## Required work
Output all of the records exactly, word for word.

## Recorded information

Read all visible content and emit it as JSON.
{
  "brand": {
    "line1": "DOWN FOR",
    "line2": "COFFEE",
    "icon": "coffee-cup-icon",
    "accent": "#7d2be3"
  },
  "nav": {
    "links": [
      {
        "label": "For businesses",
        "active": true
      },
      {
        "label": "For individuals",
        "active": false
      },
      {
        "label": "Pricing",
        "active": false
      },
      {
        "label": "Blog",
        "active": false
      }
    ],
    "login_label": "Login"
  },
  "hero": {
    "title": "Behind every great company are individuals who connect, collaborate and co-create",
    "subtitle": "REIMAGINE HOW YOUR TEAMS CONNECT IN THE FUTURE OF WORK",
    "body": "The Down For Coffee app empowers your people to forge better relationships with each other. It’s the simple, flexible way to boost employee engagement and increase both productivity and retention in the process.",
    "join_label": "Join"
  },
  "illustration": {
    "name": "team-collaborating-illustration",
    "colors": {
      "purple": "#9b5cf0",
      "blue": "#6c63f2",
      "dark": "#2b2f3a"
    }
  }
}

## Task solution
Read all visible content and emit it as JSON.
{
  "brand": {
    "line1": "DOWN FOR",
    "line2": "COFFEE",
    "icon": "coffee-cup-icon",
    "accent": "#7d2be3"
  },
  "nav": {
    "links": [
      {
        "label": "For businesses",
        "active": true
      },
      {
        "label": "For individuals",
        "active": false
      },
      {
        "label": "Pricing",
        "active": false
      },
      {
        "label": "Blog",
        "active": false
      }
    ],
    "login_label": "Login"
  },
  "hero": {
    "title": "Behind every great company are individuals who connect, collaborate and co-create",
    "subtitle": "REIMAGINE HOW YOUR TEAMS CONNECT IN THE FUTURE OF WORK",
    "body": "The Down For Coffee app empowers your people to forge better relationships with each other. It’s the simple, flexible way to boost employee engagement and increase both productivity and retention in the process.",
    "join_label": "Join"
  },
  "illustration": {
    "name": "team-collaborating-illustration",
    "colors": {
      "purple": "#9b5cf0",
      "blue": "#6c63f2",
      "dark": "#2b2f3a"
    }
  }
}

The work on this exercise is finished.